Argument One (Presuppositions)
- Inner judgments are either relative to something, absolute, or non-
- Inner judgements are not absolute.*
- Therefore, either inner judgments are relative to something or are non-existent. [1,2]
- Inner judgments exist.*
- Therefore, inner judgments are relative to something. [3,4]
Argument Two (Inner judgments depend on bargaining)
- Inner judgments are relative to motivating attitudes. [45L]
- Motivating attitudes are formed via implicit bargaining. [45R]
- Therefore, inner judgments depend upon implicit bargaining for their
Argument Three (Inference to best explanation)
- In our morality, the duty to not harm others takes precedence over the duty to help those in need. [45R]
- The ’Ought(A,D,C,M)’ thesis best explains premise (1). [46L]
- Therefore, the ’Ought(A,D,C,M)’ thesis is probably true. [1,2]
Argument Four (Replying to Objections 1-3)
- If objections 1-3 are correct, then an agreement must be an explicit ritual which everyone is consciously aware of. [47L,49L,49R]
- To the contrary, an agreement is an implicit intention which one presumes to share with others. [47L]
- Therefore, objections 1-3 cannot be correct. [1,2]
Argument Five (Replying to objection 4)
- If objection 4 is correct, then there is no room for disagreement if the ’Ought(A,D,C,M)’ thesis is true, since what is ’right’ is merely what one agrees is right. [47R]
- There is room for disagreement even if ’Ought(A,D,C,M) is true; disagreement merely takes the form of disagreeing over the implications
of an agreement in speciﬁc cases. [47R]
- Therefore, objection 4 is incorrect. [1,2]
Argument Six (Replying to objection 5)
- If objection 5 is correct, then the case of those compulsed to agree would suggest there are prior moral principles by which to judge (we judge the person compelled to obey diﬀerently than one who obeys willingly). [48L]
- The idea that there are prior moral principles before implicit agreement emerges is itself only meaningful in relation to an implicit agreement, thus aﬃrming the ’Ought(A,D,C,M) thesis. [48L]

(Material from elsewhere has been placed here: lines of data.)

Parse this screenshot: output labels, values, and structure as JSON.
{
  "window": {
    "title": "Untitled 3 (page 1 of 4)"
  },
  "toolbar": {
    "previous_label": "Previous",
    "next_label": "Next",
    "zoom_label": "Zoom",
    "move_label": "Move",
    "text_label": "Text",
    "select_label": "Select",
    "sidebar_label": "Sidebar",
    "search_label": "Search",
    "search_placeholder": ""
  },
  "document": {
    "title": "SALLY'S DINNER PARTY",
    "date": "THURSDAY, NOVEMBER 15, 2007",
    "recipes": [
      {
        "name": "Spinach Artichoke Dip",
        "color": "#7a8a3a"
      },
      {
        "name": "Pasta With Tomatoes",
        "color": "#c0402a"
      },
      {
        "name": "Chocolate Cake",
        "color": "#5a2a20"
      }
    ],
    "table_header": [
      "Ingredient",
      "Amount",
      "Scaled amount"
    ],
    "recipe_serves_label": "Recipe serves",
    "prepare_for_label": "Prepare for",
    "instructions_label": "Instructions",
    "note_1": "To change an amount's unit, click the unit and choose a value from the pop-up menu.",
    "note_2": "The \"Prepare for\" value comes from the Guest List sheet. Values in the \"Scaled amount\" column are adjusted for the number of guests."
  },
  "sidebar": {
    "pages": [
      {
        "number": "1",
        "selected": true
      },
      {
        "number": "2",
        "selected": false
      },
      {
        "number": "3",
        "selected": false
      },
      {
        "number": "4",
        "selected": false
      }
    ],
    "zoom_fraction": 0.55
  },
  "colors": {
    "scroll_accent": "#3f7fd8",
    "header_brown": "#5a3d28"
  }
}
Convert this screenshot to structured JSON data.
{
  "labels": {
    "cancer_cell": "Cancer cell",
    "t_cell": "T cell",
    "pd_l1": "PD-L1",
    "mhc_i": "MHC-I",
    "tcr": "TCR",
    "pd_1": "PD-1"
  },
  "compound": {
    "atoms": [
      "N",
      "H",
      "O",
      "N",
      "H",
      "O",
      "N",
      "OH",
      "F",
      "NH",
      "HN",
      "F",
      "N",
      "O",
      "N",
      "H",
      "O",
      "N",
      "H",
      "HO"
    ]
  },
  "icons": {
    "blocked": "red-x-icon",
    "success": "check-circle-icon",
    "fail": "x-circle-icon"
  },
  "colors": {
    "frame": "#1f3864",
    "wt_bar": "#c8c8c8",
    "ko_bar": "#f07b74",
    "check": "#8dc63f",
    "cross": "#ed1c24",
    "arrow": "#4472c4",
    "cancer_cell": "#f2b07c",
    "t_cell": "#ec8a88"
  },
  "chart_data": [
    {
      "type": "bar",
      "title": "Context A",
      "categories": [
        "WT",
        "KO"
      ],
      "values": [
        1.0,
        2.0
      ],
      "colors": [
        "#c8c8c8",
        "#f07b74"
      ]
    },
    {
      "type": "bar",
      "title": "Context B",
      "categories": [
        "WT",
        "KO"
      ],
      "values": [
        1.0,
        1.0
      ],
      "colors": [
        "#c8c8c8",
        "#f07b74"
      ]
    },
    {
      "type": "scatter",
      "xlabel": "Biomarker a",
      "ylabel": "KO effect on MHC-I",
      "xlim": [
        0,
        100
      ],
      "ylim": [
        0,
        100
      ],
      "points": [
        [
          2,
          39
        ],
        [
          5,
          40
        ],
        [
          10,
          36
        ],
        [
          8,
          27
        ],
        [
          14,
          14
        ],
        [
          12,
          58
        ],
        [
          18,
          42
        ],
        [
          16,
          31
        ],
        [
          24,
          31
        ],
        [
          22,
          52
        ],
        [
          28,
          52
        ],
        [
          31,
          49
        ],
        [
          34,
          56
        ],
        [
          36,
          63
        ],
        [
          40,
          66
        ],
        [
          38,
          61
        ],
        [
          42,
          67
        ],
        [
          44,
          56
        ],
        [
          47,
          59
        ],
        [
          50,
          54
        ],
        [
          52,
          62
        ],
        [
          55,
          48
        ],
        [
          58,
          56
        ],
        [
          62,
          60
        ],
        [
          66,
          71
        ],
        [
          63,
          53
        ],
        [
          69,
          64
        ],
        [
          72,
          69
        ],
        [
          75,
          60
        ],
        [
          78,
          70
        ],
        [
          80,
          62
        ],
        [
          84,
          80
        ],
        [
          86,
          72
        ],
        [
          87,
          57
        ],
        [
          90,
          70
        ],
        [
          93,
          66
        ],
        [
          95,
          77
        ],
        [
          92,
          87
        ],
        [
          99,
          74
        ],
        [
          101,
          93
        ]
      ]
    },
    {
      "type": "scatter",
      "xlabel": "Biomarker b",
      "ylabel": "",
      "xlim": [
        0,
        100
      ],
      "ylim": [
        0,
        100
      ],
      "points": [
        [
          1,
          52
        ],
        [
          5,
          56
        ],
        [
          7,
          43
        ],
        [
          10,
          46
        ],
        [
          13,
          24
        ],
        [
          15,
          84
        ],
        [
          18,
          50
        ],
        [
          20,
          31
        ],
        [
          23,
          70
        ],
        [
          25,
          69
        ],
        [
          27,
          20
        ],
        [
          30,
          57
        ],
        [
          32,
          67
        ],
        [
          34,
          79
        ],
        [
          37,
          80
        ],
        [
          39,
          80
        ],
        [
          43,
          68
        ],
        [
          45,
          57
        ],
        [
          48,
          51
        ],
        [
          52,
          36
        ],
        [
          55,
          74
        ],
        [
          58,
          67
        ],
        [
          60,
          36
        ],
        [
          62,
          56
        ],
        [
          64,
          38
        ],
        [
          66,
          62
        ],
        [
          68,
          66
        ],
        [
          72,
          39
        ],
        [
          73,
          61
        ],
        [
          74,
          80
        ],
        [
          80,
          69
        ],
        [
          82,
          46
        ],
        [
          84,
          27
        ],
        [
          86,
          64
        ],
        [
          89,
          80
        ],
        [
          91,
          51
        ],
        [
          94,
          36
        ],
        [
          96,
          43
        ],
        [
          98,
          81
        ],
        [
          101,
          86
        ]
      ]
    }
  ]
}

- Therefore, objection 6 is incorrect. [1,2]
1. (∀x)(∀y)[Jx ∧ [(Rxy ∨ Ax) ∨ ¬Ex]]
2. (∀x)(∀y)(¬Ax ∧ Ex)…Therefore, (∀x)(∀y)(Jx ∧ Rxy)
3. (∀y)[Ja ∧ [(Ray ∨ Aa) ∨ ¬Ea]](1, UI)
4. Ja ∧ [(Rab ∨ Aa) ∨ ¬Ea](3, UI)
5. (Rab ∨ Aa) ∨ ¬Ea(4, SIMP)
6. ¬Aa ∧ Ea(2, UI)
7. Ea(6, SIMP)
9. Rab ∨ Aa(8, 5,DS)
10. ¬Aa(6, SIMP)
11. Rab(10, 9,DS)
12. Ja(4, SIMP)
13. Ja ∧ Rab(11, 12,CONJ)
14. (∀x)(Jx ∧ Rxb)(13, UG)
15. (∀x)(∀y)(Jx ∧ Rxy)(14, UG)
Where J=Inner judgment, Rxy= X is relative to y, A=Absolute, E=Exists.
1. J → M
2. M → I…Therefore, J → I
3. J → I(2, 1,HS)
Where J=Inner Judgment, M=Motivating attitude, I=Implicit bargaining
Since an ’inference to the best explanation’ is not a formal inference, it cannot be formalized.
1. (O1 ∧ O2 ∧ O3) → E
2. ¬E ∧ I…Therefore, ¬(O1 ∧ O2 ∧ O3)
3. ¬E(2, SIMP)
4. ¬(O1 ∧ O2 ∧ O3)(3, 1,MT)
Where O1=Objection 1 is correct, O2=Objection 2 is correct, O3=Objection 3 is correct, E=Agreement is explicit, I=Agreement is implicit.
1. O4→ ¬R
2. R…Therefore, ¬O4
3. ¬O4 (1, 2,MT)
Where O4=Objection 4 is correct, R=There is room for disagreement.
1. O5→ P
2. ¬P…Therefore, ¬O5
3. ¬O5 (1, 2,MT)
Where O4=Objection 5 is correct, P=There are moral principles prior to